TASK OBJECTIVE:
What you give back must match the data exactly, minus the pictures.

Data records for software interfaces

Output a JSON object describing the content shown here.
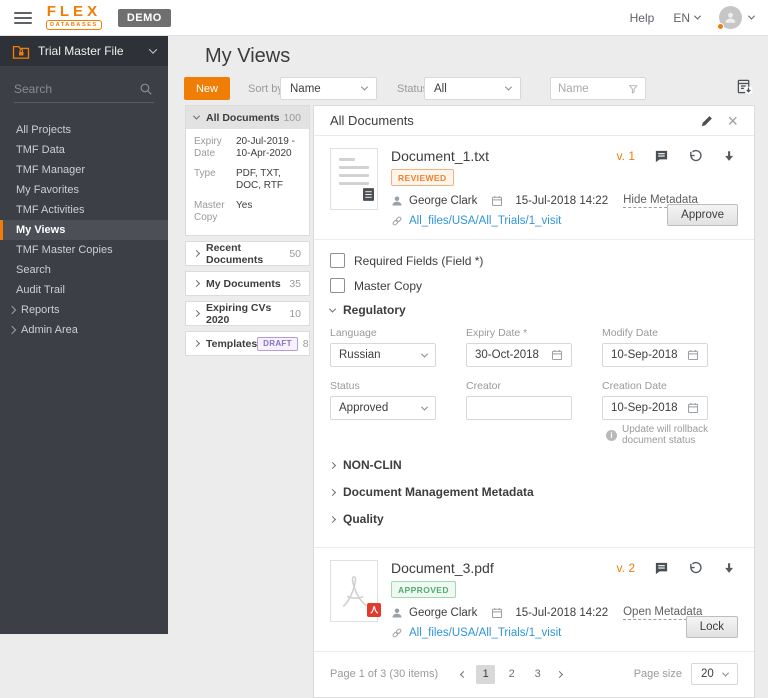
{
  "topbar": {
    "logo_primary": "FLEX",
    "logo_secondary": "DATABASES",
    "demo_badge": "DEMO",
    "help_label": "Help",
    "language": "EN"
  },
  "sidebar": {
    "module_title": "Trial Master File",
    "search_placeholder": "Search",
    "items": [
      {
        "label": "All Projects"
      },
      {
        "label": "TMF Data"
      },
      {
        "label": "TMF Manager"
      },
      {
        "label": "My Favorites"
      },
      {
        "label": "TMF Activities"
      },
      {
        "label": "My Views"
      },
      {
        "label": "TMF Master Copies"
      },
      {
        "label": "Search"
      },
      {
        "label": "Audit Trail"
      },
      {
        "label": "Reports"
      },
      {
        "label": "Admin Area"
      }
    ]
  },
  "page": {
    "title": "My Views"
  },
  "toolbar": {
    "new_button": "New",
    "sort_by_label": "Sort by",
    "sort_value": "Name",
    "status_label": "Status",
    "status_value": "All",
    "filter_placeholder": "Name"
  },
  "views_list": {
    "selected": {
      "label": "All Documents",
      "count": "100",
      "details": [
        {
          "label": "Expiry Date",
          "value": "20-Jul-2019 - 10-Apr-2020"
        },
        {
          "label": "Type",
          "value": "PDF, TXT, DOC, RTF"
        },
        {
          "label": "Master Copy",
          "value": "Yes"
        }
      ]
    },
    "items": [
      {
        "label": "Recent Documents",
        "count": "50"
      },
      {
        "label": "My Documents",
        "count": "35"
      },
      {
        "label": "Expiring CVs 2020",
        "count": "10"
      },
      {
        "label": "Templates",
        "badge": "DRAFT",
        "count": "8"
      }
    ]
  },
  "detail_panel": {
    "title": "All Documents",
    "documents": [
      {
        "name": "Document_1.txt",
        "status_badge": "REVIEWED",
        "author": "George Clark",
        "modified": "15-Jul-2018 14:22",
        "metadata_toggle": "Hide Metadata",
        "path": "All_files/USA/All_Trials/1_visit",
        "version": "v. 1",
        "action_button": "Approve"
      },
      {
        "name": "Document_3.pdf",
        "status_badge": "APPROVED",
        "author": "George Clark",
        "modified": "15-Jul-2018 14:22",
        "metadata_toggle": "Open Metadata",
        "path": "All_files/USA/All_Trials/1_visit",
        "version": "v. 2",
        "action_button": "Lock"
      }
    ],
    "form": {
      "checkbox_required": "Required Fields (Field *)",
      "checkbox_master": "Master Copy",
      "section_regulatory": "Regulatory",
      "fields": {
        "language": {
          "label": "Language",
          "value": "Russian"
        },
        "expiry_date": {
          "label": "Expiry Date *",
          "value": "30-Oct-2018"
        },
        "modify_date": {
          "label": "Modify Date",
          "value": "10-Sep-2018"
        },
        "status": {
          "label": "Status",
          "value": "Approved"
        },
        "creator": {
          "label": "Creator",
          "value": ""
        },
        "creation_date": {
          "label": "Creation Date",
          "value": "10-Sep-2018"
        }
      },
      "note": "Update will rollback document status",
      "collapsed_sections": [
        {
          "label": "NON-CLIN"
        },
        {
          "label": "Document Management Metadata"
        },
        {
          "label": "Quality"
        }
      ]
    },
    "pagination": {
      "summary": "Page 1 of 3  (30 items)",
      "pages": [
        {
          "label": "1"
        },
        {
          "label": "2"
        },
        {
          "label": "3"
        }
      ],
      "page_size_label": "Page size",
      "page_size_value": "20"
    }
  },
  "colors": {
    "accent_orange": "#F07D05",
    "link_blue": "#2F95D8",
    "status_reviewed": "#EF8030",
    "status_approved": "#4FAE70",
    "badge_draft": "#8D6FC4",
    "sidebar_bg": "#3C3F45"
  }
}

ANSWER:
Output a JSON object describing the content shown here.
{
  "topbar": {
    "logo_primary": "FLEX",
    "logo_secondary": "DATABASES",
    "demo_badge": "DEMO",
    "help_label": "Help",
    "language": "EN"
  },
  "sidebar": {
    "module_title": "Trial Master File",
    "search_placeholder": "Search",
    "items": [
      {
        "label": "All Projects"
      },
      {
        "label": "TMF Data"
      },
      {
        "label": "TMF Manager"
      },
      {
        "label": "My Favorites"
      },
      {
        "label": "TMF Activities"
      },
      {
        "label": "My Views"
      },
      {
        "label": "TMF Master Copies"
      },
      {
        "label": "Search"
      },
      {
        "label": "Audit Trail"
      },
      {
        "label": "Reports"
      },
      {
        "label": "Admin Area"
      }
    ]
  },
  "page": {
    "title": "My Views"
  },
  "toolbar": {
    "new_button": "New",
    "sort_by_label": "Sort by",
    "sort_value": "Name",
    "status_label": "Status",
    "status_value": "All",
    "filter_placeholder": "Name"
  },
  "views_list": {
    "selected": {
      "label": "All Documents",
      "count": "100",
      "details": [
        {
          "label": "Expiry Date",
          "value": "20-Jul-2019 - 10-Apr-2020"
        },
        {
          "label": "Type",
          "value": "PDF, TXT, DOC, RTF"
        },
        {
          "label": "Master Copy",
          "value": "Yes"
        }
      ]
    },
    "items": [
      {
        "label": "Recent Documents",
        "count": "50"
      },
      {
        "label": "My Documents",
        "count": "35"
      },
      {
        "label": "Expiring CVs 2020",
        "count": "10"
      },
      {
        "label": "Templates",
        "badge": "DRAFT",
        "count": "8"
      }
    ]
  },
  "detail_panel": {
    "title": "All Documents",
    "documents": [
      {
        "name": "Document_1.txt",
        "status_badge": "REVIEWED",
        "author": "George Clark",
        "modified": "15-Jul-2018 14:22",
        "metadata_toggle": "Hide Metadata",
        "path": "All_files/USA/All_Trials/1_visit",
        "version": "v. 1",
        "action_button": "Approve"
      },
      {
        "name": "Document_3.pdf",
        "status_badge": "APPROVED",
        "author": "George Clark",
        "modified": "15-Jul-2018 14:22",
        "metadata_toggle": "Open Metadata",
        "path": "All_files/USA/All_Trials/1_visit",
        "version": "v. 2",
        "action_button": "Lock"
      }
    ],
    "form": {
      "checkbox_required": "Required Fields (Field *)",
      "checkbox_master": "Master Copy",
      "section_regulatory": "Regulatory",
      "fields": {
        "language": {
          "label": "Language",
          "value": "Russian"
        },
        "expiry_date": {
          "label": "Expiry Date *",
          "value": "30-Oct-2018"
        },
        "modify_date": {
          "label": "Modify Date",
          "value": "10-Sep-2018"
        },
        "status": {
          "label": "Status",
          "value": "Approved"
        },
        "creator": {
          "label": "Creator",
          "value": ""
        },
        "creation_date": {
          "label": "Creation Date",
          "value": "10-Sep-2018"
        }
      },
      "note": "Update will rollback document status",
      "collapsed_sections": [
        {
          "label": "NON-CLIN"
        },
        {
          "label": "Document Management Metadata"
        },
        {
          "label": "Quality"
        }
      ]
    },
    "pagination": {
      "summary": "Page 1 of 3  (30 items)",
      "pages": [
        {
          "label": "1"
        },
        {
          "label": "2"
        },
        {
          "label": "3"
        }
      ],
      "page_size_label": "Page size",
      "page_size_value": "20"
    }
  },
  "colors": {
    "accent_orange": "#F07D05",
    "link_blue": "#2F95D8",
    "status_reviewed": "#EF8030",
    "status_approved": "#4FAE70",
    "badge_draft": "#8D6FC4",
    "sidebar_bg": "#3C3F45"
  }
}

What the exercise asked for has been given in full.